Although many scholars have attempted to understand why incarceration rates often differ among countries, there is no current research examining whether there is a connection between the size of a nation’s criminal justice workforce (specifically those handling cases prior to the point of incarceration) and that country’s incarceration rates. Here, we summarize research by Alyssa K. Mendlein that explores the connection between front-end criminal justice system workforce size and incarceration rates across multiple countries, published in International Criminology in April 2021.
Purpose of Research
For this study, Mendlein combined a conflict perspective and a systems approach to determine whether there is a positive or negative relationship between imprisonment rates and criminal justice workforce size, cross-nationally. The author chose to focus on three areas of personnel in particular:
- Police agencies;
- Prosecutorial staff; and
- The judiciary.
Prior Comparative Research
Although research has been conducted in the past examining the variations in workforce size among countries, the author noted only two studies exist that examine how those differences in personnel rates might impact criminal justice outcomes.
She initially posited that a positive relationship would exist between workforce size (among police, prosecutors, and judiciaries) and rates of incarceration, because larger personnel numbers in each of these areas logically suggested greater numbers of cases could be processed, thus leading to more people being imprisoned.
Existing Explanations for Incarceration Rates
Based on a thorough literature review, the author noted the following most commonly offered reasons for why incarceration rates vary among countries:
- Crime rates can be higher or lower cross-nationally, which could impact incarceration rates.
- Prison capacity could impact the number of people able to be incarcerated, thus creating differences among nations.
- Societal values, particularly with regard to penal systems as a means of punishment and legal traditions, could influence outcomes within the criminal justice system.
- “Minority threat hypothesis” suggests that increases in a minoritized population can lead dominant racial groups to increase imprisonment as a means of maintaining social control.
Despite these existing potential explanations, the author noted not all of the variables at play in each of these examples have been adequately explained. Some prior researchers also noted results as inconclusive, and none of these theories considered the relationship between front-end justice system personnel size and incarceration rates in combination with these other factors.
Mendlein examined data from the United Nations Surveys of Crime Trends and Operations of Criminal Justice Systems, combined with data from the UNODC data portal, for 47 countries during the years 2003-2017.
She identified “the incarcerated population” as the dependent variable and included multiple independent variables – most of which related to prior research identified during the literature review. She also included “country-level estimates of police, prosecutorial, and judicial workforce sizes” as an independent variable “of primary interest.”

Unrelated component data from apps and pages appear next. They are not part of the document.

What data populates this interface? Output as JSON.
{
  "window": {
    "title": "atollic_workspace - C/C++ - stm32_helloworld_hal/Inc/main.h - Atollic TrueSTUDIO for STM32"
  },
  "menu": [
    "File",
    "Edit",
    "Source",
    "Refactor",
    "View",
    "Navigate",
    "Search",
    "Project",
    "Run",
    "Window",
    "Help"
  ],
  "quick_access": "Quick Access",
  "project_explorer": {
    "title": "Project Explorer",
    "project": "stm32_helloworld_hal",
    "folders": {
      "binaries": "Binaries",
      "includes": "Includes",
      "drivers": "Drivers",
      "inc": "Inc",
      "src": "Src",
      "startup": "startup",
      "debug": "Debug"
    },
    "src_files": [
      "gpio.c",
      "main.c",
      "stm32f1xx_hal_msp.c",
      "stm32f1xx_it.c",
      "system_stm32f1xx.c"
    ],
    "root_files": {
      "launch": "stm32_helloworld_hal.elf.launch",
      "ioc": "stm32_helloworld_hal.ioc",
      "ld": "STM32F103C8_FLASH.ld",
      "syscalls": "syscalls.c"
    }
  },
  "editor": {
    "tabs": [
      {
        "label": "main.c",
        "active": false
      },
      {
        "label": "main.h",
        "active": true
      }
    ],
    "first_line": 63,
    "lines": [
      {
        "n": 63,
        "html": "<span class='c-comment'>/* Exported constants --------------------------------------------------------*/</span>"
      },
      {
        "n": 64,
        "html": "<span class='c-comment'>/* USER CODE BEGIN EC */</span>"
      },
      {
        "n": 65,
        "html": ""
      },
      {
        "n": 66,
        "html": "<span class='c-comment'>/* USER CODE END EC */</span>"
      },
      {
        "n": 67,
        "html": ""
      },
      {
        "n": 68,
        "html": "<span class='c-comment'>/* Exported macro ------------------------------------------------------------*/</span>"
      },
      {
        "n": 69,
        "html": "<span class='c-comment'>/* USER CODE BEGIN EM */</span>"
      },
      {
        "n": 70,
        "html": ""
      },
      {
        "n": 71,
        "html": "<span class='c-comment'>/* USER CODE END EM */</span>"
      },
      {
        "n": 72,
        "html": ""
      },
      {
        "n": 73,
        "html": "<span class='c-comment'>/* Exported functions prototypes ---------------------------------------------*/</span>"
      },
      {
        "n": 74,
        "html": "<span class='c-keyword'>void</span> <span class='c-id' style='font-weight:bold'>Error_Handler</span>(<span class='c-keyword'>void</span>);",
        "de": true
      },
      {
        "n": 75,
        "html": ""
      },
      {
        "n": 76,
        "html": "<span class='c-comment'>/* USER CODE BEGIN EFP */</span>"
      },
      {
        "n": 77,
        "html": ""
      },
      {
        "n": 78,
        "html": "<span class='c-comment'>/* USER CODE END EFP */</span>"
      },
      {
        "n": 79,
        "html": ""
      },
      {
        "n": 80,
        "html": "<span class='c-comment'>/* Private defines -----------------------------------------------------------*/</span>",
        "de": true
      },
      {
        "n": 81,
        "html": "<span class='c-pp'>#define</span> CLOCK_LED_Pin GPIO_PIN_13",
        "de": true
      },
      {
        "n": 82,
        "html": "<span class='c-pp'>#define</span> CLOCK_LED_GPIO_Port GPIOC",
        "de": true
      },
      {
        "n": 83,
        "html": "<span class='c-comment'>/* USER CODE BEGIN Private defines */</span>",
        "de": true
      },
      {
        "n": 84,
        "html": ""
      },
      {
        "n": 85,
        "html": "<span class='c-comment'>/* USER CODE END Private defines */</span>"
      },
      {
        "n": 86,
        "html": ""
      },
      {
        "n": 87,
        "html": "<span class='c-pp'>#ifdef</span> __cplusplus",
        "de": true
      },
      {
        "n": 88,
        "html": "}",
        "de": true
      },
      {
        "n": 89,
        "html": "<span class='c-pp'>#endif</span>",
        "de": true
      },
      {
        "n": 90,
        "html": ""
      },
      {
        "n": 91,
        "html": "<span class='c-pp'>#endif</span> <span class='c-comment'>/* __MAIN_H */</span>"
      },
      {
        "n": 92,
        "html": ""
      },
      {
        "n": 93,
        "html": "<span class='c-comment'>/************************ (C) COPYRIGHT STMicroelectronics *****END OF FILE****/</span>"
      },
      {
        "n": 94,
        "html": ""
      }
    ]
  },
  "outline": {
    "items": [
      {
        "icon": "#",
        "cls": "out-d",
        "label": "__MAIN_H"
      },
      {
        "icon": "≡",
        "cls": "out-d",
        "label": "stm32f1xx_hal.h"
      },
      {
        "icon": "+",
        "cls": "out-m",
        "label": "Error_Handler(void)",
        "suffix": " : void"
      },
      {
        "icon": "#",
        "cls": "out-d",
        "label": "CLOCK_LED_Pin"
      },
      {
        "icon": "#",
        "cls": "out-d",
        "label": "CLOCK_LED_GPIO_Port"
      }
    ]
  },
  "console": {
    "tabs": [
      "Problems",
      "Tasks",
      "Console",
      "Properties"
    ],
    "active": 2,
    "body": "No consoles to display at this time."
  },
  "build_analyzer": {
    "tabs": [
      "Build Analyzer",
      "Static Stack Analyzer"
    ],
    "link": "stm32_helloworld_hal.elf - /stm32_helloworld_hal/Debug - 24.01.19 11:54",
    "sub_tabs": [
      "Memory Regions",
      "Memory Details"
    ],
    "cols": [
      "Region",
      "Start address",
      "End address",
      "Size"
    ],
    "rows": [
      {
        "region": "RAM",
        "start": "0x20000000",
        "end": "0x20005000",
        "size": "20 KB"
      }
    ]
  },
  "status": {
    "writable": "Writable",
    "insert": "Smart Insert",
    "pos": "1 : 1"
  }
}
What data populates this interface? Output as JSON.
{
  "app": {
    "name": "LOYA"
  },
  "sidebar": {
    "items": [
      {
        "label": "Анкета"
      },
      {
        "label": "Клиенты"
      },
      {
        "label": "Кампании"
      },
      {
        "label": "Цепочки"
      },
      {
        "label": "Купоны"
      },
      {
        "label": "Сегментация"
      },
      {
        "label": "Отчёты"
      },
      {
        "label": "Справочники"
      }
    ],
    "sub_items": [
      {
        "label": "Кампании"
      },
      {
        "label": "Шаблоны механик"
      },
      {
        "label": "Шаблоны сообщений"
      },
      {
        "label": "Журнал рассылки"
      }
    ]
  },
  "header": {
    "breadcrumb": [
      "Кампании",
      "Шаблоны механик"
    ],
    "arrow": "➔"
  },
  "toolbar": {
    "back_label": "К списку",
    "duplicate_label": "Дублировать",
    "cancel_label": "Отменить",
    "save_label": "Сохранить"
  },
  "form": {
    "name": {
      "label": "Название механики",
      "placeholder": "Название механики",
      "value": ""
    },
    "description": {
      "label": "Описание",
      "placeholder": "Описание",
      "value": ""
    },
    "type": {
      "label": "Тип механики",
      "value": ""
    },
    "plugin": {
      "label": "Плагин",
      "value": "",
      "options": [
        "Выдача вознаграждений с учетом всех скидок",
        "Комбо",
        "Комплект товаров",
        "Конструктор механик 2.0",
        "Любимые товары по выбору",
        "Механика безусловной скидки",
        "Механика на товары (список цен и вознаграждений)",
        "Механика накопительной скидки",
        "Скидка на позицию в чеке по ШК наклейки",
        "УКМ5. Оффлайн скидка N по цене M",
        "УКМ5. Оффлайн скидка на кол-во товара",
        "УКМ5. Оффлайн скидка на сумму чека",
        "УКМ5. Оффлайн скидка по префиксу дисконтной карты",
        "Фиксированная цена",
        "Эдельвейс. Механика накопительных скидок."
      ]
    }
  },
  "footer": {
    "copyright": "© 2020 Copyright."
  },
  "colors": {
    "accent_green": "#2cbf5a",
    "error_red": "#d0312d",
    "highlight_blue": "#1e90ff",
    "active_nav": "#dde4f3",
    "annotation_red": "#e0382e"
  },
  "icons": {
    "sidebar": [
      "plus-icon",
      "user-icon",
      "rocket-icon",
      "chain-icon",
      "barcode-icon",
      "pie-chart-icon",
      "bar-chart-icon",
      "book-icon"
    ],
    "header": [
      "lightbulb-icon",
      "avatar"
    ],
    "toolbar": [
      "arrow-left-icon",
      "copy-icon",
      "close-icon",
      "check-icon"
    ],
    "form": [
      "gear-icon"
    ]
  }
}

Seven OLS regression models were created and analysed using hierarchical linear regression, and the dependent variable and any highly skewed independent variables were then log-transformed. As a last step, each variable’s VIF was examined and any above 10 were excluded.
When considering the combined result of all seven OLS models, Mendlein noted the following:
“…results suggest that there is reason to believe that criminal justice system personnel size affects incarceration rates around the world. Although there was no link found between police personnel size and incarceration rates, there was some evidence that judiciary size may be related to incarceration and even stronger evidence for prosecution personnel size.”
Consistent with prior research, Mendlein’s analysis found that judicial personnel rates are negatively related to a country’s incarceration rates.
Prosecutorial personnel size, which had not been previously researched, was shown to be positively related to incarceration rates, with statistical significance in some of the OLS models.
Mendlein further posited that the directionality of these two personnel areas could potentially be understood in the following way:
“It is within this framework that the directionality of both the prosecutorial personnel and the judiciary size results makes sense. With judges seen as enforcers of due process, able to protect the rights of the accused, increasing their size would decrease the incarcerated population. In contrast, increasing the size of the prosecutorial workforce would be a function of higher reliance on the crime control model, and would then increase imprisonment.”
In contrast to the author’s initial hypothesis, police workforce size was non-significant in all seven of the OLS models.
Despite limitations due to data availability and quality, this study’s analysis showed that “court personnel size, especially in terms of prosecutors, has a relationship with incarceration rates amongst a particular sample of countries.”
Mendlein acknowledged the need for further research, but also hopes this analysis will encourage countries to examine how their hiring practices may be unintentionally raising or lowering incarceration rates, particularly with regard to staffing in prosecutorial offices.
“Justice officials should be cognizant of any relevant factors that lead to more or less of their population’s loss of liberty and take steps to limit any inadvertent under- or over-utilization of incarceration, based on legitimate punishment goals.”